During an interview on 3/21/2013 at 2 p.m., the infection control nurse confirmed the facility's current policy showed all multi-dose vials (except insulin) are to be treated as single-dose vials.

Review of the policy "Medication management", dated as reviewed last on 1/2011, read for "Storage of Medications, Inpatient Medications" that "All patient care areas are equipped with automatic dispensing medication (ADM), locked medication room, or locked medication cabinet for medication storage....Monthly inspections are performed by pharmacy personnel who will check for outdated and improperly stored medication, facility-wide. Outdated or unusable medications are stored in bins marked for this class of medication and are properly disposed of by the facility's disposal contractor.... Multiple dose vials are labeled with the date, time, and initials when opened. Shelf life shall be according to the manufacturer's recommendation."

Review of the policy "Medication Safety", dated as last reviewed on 5/2012, read, "Any solution/medication found in the invasive procedure area without a label shall be discarded. If there is any doubt as to the strength or identity of a medication/solution, it shall be discarded....Anesthesia providers shall follow the same procedure of labeling all medications drawn up for use...."

During an interview on 3/21/2013 at 1:20 p.m., the OR manager said the anesthesia medication carts should not have any medications left in them. After the completion of the procedure, the medications are to be returned to the pharmacy or to the Pxyis machine.

During an interview on 3/19/2013 at 12:50 p.m., staff H, a cardiac surgeon, was asked if he allows beverages in the operating room during procedures, responded "no" and was disappointed to find out about the Pepsi found in the anesthesia medication cart.
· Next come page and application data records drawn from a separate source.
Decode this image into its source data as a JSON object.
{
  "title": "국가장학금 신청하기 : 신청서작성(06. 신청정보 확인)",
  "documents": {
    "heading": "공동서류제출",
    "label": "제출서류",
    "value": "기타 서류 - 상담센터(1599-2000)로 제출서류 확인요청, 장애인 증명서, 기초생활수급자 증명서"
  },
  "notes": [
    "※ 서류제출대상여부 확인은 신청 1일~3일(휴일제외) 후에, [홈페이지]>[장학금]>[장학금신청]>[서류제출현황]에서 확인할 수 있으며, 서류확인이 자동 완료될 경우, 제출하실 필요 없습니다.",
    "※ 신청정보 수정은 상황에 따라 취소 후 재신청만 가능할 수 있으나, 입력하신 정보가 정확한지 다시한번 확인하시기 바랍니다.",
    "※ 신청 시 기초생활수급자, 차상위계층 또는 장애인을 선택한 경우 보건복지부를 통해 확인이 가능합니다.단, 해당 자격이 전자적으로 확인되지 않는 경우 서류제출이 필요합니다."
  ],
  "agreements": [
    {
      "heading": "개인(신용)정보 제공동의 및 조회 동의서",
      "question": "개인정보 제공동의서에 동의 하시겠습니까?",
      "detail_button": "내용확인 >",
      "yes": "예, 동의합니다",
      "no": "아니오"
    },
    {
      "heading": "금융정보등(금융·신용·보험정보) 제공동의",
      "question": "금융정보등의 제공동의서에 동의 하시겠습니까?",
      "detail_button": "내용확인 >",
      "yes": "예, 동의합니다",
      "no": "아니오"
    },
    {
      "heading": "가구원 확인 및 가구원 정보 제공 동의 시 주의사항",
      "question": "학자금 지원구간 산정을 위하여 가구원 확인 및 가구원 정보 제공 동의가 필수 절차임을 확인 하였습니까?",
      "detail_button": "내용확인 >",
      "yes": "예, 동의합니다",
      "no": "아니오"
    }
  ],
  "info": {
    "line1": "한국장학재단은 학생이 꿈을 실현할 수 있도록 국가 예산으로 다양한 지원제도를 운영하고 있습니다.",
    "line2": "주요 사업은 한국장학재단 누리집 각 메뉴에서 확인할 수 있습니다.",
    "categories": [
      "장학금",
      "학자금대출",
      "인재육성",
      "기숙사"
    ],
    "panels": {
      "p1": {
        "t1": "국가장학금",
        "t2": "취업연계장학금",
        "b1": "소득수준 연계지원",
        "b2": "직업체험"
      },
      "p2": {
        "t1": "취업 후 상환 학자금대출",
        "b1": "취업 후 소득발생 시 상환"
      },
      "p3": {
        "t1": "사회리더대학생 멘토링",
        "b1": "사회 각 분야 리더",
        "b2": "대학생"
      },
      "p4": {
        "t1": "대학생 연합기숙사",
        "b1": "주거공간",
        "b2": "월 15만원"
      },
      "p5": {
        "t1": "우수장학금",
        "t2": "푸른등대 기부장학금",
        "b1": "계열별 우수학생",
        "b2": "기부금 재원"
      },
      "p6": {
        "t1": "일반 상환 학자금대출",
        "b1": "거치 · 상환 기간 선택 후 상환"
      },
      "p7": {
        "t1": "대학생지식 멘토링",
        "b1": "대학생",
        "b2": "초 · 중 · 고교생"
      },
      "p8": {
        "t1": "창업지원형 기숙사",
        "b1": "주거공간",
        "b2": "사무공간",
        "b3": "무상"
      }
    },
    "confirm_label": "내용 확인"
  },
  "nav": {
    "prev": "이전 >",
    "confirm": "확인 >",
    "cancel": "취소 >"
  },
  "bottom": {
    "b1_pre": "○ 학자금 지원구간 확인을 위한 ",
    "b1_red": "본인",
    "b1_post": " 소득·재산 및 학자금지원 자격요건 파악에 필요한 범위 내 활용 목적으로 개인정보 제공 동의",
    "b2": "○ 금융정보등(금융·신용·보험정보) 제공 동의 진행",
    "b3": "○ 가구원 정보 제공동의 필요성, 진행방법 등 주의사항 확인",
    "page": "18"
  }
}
Review of the policy "Food Consumption", dated as revised last on 1/2013 read that "Food consumption shall be allowed only in designated areas....No eating or drinking allowed in the work place, on nursing units, or in any area where there are patients, in any areas where pharmaceuticals are prepared, or in any area where laboratory tests are performed."